Have the parents provide the information necessary for you to handle an emergency (parents’ names, addresses, telephone numbers, names and telephone numbers of family doctors and the hospital of preference). You should also describe the procedures that will be used in case of an emergency.
Explain what equipment the players need and where it can be purchased. You may also want to offer advice on the quality of skates, sticks, helmets, etc., and indicate how much parents can expect to pay for specific items.
You might want to bring an example of the equipment that each player will need and provide tips on the proper care and maintenance of equipment.
The Player’s Responsibilities
Children must assume certain responsibilities if they wish to play ice hockey, including good sportsmanship, teamwork, and being on time for practices and games. Also, cooperating with coaches and teammates, developing team and individual skills, and abiding by the official playing rules are responsibilities that players should embrace.
These responsibilities should be discussed so that parents can help reinforce them at home.
The Parents’ Responsibilities
Parents of young athletes have many responsibilities that should be discussed at the Parents Meeting. Now is the time to discuss them so they understand their responsibilities within the framework of the team

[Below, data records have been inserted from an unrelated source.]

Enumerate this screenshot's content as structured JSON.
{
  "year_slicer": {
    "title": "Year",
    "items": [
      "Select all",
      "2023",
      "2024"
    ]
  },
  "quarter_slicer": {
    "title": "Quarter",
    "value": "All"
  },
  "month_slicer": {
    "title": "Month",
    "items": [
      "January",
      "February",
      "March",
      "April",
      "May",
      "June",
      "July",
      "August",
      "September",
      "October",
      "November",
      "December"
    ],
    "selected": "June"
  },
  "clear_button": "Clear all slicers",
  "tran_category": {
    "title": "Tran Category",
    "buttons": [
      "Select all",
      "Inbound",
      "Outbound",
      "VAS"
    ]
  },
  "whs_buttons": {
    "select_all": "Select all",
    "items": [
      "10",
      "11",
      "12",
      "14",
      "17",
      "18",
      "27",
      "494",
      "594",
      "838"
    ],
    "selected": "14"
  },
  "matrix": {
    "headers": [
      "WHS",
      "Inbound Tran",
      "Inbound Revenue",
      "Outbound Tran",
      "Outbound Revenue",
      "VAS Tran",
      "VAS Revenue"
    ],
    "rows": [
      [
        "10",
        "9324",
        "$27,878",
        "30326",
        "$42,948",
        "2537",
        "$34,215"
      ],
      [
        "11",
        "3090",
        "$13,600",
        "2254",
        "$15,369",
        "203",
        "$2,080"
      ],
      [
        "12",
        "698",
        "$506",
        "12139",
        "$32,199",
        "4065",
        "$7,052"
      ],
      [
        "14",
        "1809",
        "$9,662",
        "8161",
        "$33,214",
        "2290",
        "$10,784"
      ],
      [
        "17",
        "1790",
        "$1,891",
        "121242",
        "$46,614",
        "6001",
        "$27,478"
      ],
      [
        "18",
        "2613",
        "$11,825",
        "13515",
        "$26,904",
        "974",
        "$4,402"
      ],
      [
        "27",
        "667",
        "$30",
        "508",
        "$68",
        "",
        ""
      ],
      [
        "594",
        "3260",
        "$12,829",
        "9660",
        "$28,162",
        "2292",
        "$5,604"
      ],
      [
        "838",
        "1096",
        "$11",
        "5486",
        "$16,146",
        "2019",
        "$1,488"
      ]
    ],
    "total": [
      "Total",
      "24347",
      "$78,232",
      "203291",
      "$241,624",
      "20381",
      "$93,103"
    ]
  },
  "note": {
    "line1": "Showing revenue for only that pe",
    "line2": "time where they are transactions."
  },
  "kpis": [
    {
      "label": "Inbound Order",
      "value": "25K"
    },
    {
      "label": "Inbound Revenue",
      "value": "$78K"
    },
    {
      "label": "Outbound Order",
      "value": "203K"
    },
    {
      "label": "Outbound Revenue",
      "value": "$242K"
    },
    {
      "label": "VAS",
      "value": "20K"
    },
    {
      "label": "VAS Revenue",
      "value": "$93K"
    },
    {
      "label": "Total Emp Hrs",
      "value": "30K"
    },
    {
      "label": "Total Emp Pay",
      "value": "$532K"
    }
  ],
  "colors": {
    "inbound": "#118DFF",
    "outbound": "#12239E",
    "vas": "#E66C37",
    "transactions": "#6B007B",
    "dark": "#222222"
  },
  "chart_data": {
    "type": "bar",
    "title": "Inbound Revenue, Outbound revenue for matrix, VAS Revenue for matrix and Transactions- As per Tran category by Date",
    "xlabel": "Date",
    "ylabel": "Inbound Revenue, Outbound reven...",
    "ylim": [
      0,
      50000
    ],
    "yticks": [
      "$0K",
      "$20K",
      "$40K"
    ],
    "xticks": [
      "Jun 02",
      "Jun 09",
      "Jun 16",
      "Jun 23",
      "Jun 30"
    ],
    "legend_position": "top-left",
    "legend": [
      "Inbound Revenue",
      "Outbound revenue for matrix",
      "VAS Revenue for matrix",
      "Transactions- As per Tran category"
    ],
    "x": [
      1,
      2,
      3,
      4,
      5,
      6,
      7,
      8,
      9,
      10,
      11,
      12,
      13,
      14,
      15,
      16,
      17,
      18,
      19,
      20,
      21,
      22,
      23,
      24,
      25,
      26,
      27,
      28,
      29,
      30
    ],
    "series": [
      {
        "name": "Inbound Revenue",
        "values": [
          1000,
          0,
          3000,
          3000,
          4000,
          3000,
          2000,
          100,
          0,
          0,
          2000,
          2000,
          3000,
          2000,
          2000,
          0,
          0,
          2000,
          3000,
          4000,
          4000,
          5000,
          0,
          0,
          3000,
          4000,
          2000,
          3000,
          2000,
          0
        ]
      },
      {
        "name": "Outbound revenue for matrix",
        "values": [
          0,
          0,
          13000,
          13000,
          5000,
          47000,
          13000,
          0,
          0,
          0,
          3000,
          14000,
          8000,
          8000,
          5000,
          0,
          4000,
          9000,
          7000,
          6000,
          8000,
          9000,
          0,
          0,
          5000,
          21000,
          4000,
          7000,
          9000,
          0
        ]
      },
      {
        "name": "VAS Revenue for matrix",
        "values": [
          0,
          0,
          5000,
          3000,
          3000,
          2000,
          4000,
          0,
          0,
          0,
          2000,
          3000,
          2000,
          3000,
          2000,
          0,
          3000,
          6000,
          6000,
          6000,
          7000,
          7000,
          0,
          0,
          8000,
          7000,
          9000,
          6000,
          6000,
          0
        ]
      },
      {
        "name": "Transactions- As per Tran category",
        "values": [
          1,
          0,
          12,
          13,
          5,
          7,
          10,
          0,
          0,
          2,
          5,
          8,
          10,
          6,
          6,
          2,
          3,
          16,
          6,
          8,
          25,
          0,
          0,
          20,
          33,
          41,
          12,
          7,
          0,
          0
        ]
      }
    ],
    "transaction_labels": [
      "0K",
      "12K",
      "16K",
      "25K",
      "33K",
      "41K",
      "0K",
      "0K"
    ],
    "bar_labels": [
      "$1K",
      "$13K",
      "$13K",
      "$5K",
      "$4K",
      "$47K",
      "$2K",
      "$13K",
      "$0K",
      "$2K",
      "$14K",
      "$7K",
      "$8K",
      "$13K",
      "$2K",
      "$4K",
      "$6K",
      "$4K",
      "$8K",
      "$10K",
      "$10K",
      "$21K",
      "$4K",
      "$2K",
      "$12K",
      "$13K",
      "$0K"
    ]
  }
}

Take this opportunity to ask parents for their assistance over the course of the season. Telephoning, refreshments after games, hosting of visiting teams and assisting with travel arrangements to out-of-town games are some areas that may be discussed.
The Season Schedule
Provide the parents with a schedule of games and practices for the upcoming season (if possible). Otherwise advise the parents how this information will be delivered to them and when. Also, inform the parents as to when players are expected to arrive at practices and games and when they will be available to leave.
You may also wish to provide a list of all the players’ addresses and phone numbers for the parents.
Review the team budget with the parents and make sure it is acceptable to all. At no time is it acceptable to add “non-hockey” items to the budget (such as clothing). The budget such cover only items related to the running of a hockey program (i.e. tournaments, extra ice, team activities etc).
Question and Answer Period
Concluding the meeting with a question-and-answer period will provide parents with an opportunity to raise any concerns they may have.
Parents can be a great asset to a hockey team as well as a positive influence. By inviting them to talk with you about how you perceive your role as coach, the purpose of the Lakeshore Minor Hockey program, and the responsibilities that they and their children have to the team, you are helping create a good coach/parent relationship.